Free software like all the version 0.1 or even 0.5 of this and that utility while Windows users drown in choice and quality... face it, development of professional software is expensive. Someone has to pay. You do. The free software you use is inferior to many Windows programs and updates are rare and with tiny improvements. I simply cannot do my work in Linux software. An OS without software is like a glass without beer. Hooray.

aysiu
August 30th, 2007, 02:23 AM
The free software you use is inferior to many Windows programs and updates are rare and with tiny improvements. I think you're using the wrong pronoun there. You cannot say the software I (aysiu) use is inferior. You can only say that the software you (UI-Freak) use is inferior.

I have used many free (open source and/or cost-free closed source) programs that are better than their pay-for counterparts: FileZilla, Firefox, Kolourpaint, Scribus (not as good as InDesign, but much better than Microsoft Publisher), Thunderbird (yes, it's better than Outlook--sorry, MS fans). Nothing has made this clearer to me than my new job, where using MS Publisher, MS Exchange, and Outlook is part of regular operations. I see no clear advantage in pay-for software as a whole. Yes, specific pay-for programs are better than their cost-free counterparts, but vice versa is also true in other cases.

And a lot of "free" (to the consumer) software is paid for, actually. IBM, Novell, Red Hat, Sun, and even our own Mark Shuttleworth pay for "free" software all the time. MySQL can be cost-free, and it is open source, but if you're a serious business using MySQL, you may pay money for MySQL Enterprise, just as a serious business would pay for business or enterprise versions of RHEL or SuSE.

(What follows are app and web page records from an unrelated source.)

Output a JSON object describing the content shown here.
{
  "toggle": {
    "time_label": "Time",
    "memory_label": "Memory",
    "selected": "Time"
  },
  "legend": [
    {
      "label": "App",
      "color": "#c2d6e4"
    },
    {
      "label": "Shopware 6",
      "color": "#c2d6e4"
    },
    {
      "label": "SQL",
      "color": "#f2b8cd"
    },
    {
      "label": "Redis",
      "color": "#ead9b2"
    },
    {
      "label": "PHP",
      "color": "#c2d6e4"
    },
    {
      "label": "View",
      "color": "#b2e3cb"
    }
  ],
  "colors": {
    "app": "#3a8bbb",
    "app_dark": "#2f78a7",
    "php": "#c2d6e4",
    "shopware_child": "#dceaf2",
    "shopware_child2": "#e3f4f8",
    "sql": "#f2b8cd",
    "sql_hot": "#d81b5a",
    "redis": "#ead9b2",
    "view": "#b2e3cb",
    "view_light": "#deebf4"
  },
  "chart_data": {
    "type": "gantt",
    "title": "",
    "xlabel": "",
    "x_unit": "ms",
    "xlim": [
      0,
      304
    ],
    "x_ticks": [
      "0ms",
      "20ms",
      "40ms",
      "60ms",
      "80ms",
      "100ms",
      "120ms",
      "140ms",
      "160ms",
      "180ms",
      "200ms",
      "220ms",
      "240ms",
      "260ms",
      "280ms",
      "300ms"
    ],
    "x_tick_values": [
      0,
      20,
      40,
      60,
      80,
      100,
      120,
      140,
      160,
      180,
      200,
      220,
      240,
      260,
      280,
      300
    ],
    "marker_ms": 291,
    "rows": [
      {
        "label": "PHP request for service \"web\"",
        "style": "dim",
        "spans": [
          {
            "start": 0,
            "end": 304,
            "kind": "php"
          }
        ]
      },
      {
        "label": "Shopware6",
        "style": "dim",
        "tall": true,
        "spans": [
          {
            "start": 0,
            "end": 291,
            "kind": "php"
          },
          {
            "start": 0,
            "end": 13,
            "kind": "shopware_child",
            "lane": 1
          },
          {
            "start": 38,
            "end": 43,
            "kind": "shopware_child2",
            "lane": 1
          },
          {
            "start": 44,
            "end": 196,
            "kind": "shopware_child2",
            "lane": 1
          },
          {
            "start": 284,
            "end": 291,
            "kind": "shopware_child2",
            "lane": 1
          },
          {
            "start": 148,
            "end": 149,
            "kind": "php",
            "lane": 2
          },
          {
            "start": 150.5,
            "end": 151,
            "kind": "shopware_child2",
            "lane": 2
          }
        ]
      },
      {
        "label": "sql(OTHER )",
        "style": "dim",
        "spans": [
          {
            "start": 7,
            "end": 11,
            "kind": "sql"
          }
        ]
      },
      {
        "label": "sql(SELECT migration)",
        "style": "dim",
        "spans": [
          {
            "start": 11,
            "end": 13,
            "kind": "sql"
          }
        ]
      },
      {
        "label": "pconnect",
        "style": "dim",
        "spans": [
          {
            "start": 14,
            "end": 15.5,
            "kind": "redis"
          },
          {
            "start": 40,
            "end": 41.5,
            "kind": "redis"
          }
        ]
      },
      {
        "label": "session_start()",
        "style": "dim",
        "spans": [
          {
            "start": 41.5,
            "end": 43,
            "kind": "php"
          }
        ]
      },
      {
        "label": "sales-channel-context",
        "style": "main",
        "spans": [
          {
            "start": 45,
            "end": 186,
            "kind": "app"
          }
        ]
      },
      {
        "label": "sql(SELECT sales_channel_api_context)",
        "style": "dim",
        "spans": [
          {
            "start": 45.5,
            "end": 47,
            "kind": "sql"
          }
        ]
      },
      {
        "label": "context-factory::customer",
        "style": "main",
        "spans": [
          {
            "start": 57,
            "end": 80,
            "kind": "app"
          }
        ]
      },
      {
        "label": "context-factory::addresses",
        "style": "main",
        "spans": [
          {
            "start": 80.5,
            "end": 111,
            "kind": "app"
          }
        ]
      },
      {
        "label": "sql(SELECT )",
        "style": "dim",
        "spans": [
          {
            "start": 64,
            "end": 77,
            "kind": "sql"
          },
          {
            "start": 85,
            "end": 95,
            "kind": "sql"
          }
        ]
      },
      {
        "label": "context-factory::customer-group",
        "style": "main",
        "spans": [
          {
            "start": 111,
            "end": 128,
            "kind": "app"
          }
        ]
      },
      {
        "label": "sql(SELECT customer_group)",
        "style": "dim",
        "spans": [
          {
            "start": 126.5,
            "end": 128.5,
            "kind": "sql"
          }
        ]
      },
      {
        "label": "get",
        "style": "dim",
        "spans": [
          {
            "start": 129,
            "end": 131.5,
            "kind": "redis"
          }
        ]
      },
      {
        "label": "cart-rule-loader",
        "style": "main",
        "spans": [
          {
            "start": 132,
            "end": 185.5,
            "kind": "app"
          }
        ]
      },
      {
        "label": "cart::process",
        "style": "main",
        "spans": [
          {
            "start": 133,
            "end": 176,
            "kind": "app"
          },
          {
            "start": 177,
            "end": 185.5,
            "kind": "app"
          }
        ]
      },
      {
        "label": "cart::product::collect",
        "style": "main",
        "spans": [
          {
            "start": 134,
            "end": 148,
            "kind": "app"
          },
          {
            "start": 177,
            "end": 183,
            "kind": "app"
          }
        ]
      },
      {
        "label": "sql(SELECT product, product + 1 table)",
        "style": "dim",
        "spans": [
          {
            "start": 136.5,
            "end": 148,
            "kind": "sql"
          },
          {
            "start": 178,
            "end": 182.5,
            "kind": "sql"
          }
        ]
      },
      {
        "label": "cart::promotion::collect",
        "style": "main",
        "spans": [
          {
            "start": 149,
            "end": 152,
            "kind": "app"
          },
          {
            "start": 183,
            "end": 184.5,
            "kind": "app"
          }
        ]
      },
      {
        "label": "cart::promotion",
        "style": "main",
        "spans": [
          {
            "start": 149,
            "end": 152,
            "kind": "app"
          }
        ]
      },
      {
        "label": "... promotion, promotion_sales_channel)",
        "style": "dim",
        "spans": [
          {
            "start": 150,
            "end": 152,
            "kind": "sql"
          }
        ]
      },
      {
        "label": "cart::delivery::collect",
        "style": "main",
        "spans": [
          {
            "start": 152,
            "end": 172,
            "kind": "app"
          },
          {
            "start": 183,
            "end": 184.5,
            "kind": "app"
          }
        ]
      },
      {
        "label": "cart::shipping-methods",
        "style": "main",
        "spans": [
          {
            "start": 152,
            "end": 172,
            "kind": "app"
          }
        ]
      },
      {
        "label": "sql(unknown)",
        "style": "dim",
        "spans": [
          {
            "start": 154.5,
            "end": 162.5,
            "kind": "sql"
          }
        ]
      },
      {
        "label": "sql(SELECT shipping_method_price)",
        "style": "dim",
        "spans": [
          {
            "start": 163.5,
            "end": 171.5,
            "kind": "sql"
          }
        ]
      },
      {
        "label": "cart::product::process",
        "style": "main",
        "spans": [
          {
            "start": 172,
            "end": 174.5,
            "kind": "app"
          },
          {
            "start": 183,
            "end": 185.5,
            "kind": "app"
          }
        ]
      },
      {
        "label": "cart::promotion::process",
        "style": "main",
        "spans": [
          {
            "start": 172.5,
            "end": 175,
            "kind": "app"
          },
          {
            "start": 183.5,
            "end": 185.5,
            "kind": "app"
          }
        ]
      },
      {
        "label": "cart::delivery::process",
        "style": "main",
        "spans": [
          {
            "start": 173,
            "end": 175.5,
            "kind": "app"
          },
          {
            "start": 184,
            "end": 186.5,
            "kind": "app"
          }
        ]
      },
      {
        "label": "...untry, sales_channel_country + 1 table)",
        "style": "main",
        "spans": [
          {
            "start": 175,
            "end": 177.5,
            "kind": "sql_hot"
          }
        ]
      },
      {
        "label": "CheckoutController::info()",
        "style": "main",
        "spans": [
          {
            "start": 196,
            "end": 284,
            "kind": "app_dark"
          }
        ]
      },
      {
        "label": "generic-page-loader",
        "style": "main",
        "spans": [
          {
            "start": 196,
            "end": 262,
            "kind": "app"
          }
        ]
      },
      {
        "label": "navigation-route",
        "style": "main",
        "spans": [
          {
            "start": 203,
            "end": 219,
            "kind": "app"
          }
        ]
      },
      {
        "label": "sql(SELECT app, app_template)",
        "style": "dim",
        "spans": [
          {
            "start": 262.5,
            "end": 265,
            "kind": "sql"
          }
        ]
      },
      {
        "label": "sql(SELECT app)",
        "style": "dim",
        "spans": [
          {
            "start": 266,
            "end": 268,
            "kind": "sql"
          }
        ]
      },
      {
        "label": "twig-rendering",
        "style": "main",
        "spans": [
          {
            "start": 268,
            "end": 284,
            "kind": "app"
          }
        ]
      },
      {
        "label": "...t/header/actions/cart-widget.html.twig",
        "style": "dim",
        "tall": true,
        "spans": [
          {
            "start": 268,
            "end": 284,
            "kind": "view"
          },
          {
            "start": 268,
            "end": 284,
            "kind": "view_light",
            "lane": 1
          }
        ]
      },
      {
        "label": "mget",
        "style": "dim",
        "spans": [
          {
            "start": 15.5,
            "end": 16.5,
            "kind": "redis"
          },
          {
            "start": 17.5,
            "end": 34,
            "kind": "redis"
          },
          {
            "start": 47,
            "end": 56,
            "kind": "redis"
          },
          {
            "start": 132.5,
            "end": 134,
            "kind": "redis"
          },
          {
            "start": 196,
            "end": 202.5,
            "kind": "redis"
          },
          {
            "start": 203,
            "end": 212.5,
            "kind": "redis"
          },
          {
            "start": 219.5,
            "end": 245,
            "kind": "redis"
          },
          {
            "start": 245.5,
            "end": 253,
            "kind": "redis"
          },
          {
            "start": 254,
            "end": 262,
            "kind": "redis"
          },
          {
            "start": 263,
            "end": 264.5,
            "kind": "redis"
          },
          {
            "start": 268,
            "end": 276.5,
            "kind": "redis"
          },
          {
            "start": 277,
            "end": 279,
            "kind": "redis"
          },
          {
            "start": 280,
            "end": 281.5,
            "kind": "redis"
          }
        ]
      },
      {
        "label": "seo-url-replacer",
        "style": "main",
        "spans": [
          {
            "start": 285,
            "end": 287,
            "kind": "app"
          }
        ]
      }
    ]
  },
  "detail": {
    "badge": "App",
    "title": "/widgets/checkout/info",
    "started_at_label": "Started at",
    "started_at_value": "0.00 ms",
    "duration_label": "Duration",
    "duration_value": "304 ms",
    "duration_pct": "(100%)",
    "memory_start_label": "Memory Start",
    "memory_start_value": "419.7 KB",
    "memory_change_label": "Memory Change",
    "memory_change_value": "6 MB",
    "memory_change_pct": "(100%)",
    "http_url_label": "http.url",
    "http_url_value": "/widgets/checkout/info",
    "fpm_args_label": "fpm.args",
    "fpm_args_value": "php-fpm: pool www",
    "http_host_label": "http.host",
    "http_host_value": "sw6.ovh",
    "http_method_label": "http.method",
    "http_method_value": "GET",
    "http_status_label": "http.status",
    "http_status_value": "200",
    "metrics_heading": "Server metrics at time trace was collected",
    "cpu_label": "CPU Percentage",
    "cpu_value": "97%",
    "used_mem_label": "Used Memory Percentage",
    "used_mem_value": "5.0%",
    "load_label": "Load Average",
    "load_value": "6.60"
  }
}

Chymera
August 30th, 2007, 02:32 AM
I believe that selling software, by any means, gets in the way of open source development.
1)Why would you work for nothing when you could work for money?
2)Why would you distribute the source, when that actually helps the competitors, who may not be so kind as to share the code back.
And voilą, 50% percent of all open source contributors will be swallowed up by such ideas.


ALL software should be free. However if you do want to make a living out of coding, i believe technical support for big companies, or making custom-fit products for ppl who request them, is the way to do so.

revford
August 30th, 2007, 05:25 PM
2)Why would you distribute the source, when that actually helps the competitors, who may not be so kind as to share the code back.

That's what the GPL is all about, it means you can view, change and reuse the code, but that code must always remain free and so must derivative works.